We were at the hospice for five weeks and I slept in a bed next to Sandie every night. Up until the last 10 days, we were busy doing things with our family like going to Worthing Pier or out for lunch. And one day we all created footprints in sand in the hospice gardens – a piece of art and a precious memory of everyone together. By the end Sandie had done everything she wanted to, and said to us, “This is my time now, you’ve got to let me go.”

Images of Sandie at the hospice

“Bereavement support from the hospice helped get me through”

We were six months off our 40th wedding anniversary when Sandie died on 21 October 2006.  After she’d gone, I found it difficult and couldn’t bear to be in the house without her. Once a week I’d meet with a hospice counsellor which helped a lot. We talked about anything and everything and gradually the crying became less and less.

The hospice was still a huge part of my life though. So two years after Sandie’s death, I returned as a volunteer – helping with big fundraising events. I still volunteer today and when I do, I feel as if she is still around. And that doesn’t just apply to me – when our son in law, Dominic, became ill, he spent his last days in the hospice rather than in a hospital.
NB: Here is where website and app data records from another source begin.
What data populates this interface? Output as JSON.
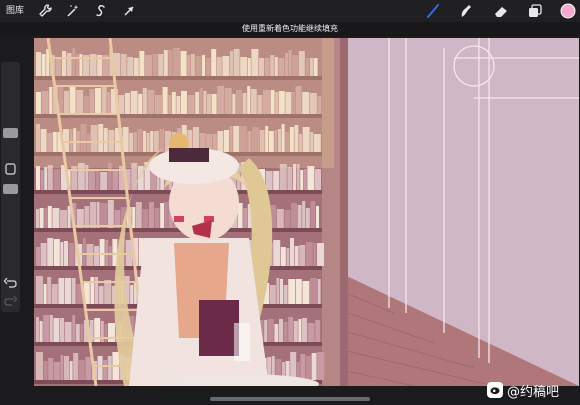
{
  "toolbar": {
    "gallery_label": "图库",
    "left_tools": [
      "wrench-icon",
      "magic-wand-icon",
      "selection-s-icon",
      "transform-arrow-icon"
    ],
    "right_tools": [
      "brush-icon",
      "smudge-icon",
      "eraser-icon",
      "layers-icon"
    ],
    "active_tool": "brush-icon",
    "color_swatch": "#f7a8cf",
    "active_color": "#2f6fe0"
  },
  "status": {
    "message": "使用重新着色功能继续填充"
  },
  "sidebar": {
    "items": [
      "brush-size-slider",
      "modify-button",
      "opacity-slider",
      "undo-icon",
      "redo-icon"
    ]
  },
  "watermark": {
    "text": "@约稿吧"
  }
}
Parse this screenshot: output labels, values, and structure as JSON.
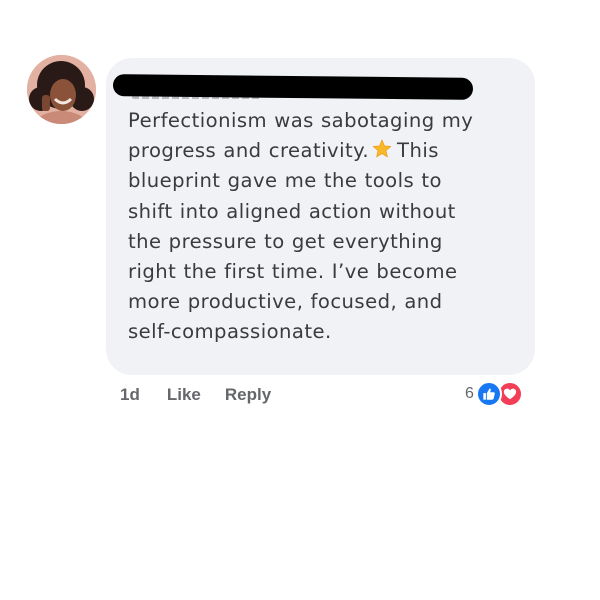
{
  "comment": {
    "author_redacted": true,
    "text_lines": [
      "Perfectionism was sabotaging my",
      "progress and creativity.",
      "This",
      "blueprint gave me the tools to",
      "shift into aligned action without",
      "the pressure to get everything",
      "right the first time. I’ve become",
      "more productive, focused, and",
      "self-compassionate."
    ],
    "emoji_icon": "star-emoji"
  },
  "actions": {
    "time": "1d",
    "like_label": "Like",
    "reply_label": "Reply"
  },
  "reactions": {
    "count": "6",
    "icons": [
      "like-thumb-icon",
      "love-heart-icon"
    ]
  },
  "colors": {
    "bubble_bg": "#f0f2f5",
    "text": "#3a3b3c",
    "meta_text": "#65676b",
    "like_blue": "#1877f2",
    "love_red": "#f33e58",
    "star": "#f7b928"
  }
}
It was his way of feeling close to Sandie.

The hospice was Sandie’s extended family, and now it feels like mine too.